* [Records for processing]:
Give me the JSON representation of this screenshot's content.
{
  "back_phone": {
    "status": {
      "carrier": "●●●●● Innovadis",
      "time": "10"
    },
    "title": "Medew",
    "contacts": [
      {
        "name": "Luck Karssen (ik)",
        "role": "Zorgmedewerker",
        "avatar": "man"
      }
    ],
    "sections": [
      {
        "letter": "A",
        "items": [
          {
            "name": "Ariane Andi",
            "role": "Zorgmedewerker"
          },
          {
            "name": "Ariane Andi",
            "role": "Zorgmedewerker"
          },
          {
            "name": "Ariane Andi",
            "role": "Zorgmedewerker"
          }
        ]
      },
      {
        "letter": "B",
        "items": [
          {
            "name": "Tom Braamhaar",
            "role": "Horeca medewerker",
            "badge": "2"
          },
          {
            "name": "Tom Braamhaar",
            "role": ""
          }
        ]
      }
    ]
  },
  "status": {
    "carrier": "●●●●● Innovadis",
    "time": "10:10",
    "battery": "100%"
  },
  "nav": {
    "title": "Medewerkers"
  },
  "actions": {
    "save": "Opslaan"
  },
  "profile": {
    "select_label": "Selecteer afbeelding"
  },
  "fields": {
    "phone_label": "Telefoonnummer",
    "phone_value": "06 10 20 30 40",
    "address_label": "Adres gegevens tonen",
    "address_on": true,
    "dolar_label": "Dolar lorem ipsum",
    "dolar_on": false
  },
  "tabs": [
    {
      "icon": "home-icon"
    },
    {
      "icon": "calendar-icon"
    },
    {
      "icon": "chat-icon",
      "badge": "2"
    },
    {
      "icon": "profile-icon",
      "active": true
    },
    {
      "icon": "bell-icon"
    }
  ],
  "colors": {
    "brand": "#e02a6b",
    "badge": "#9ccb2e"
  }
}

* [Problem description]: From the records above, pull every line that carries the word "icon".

* [Response to the task]:
      "icon": "home-icon"
      "icon": "calendar-icon"
      "icon": "chat-icon",
      "icon": "profile-icon",
      "icon": "bell-icon"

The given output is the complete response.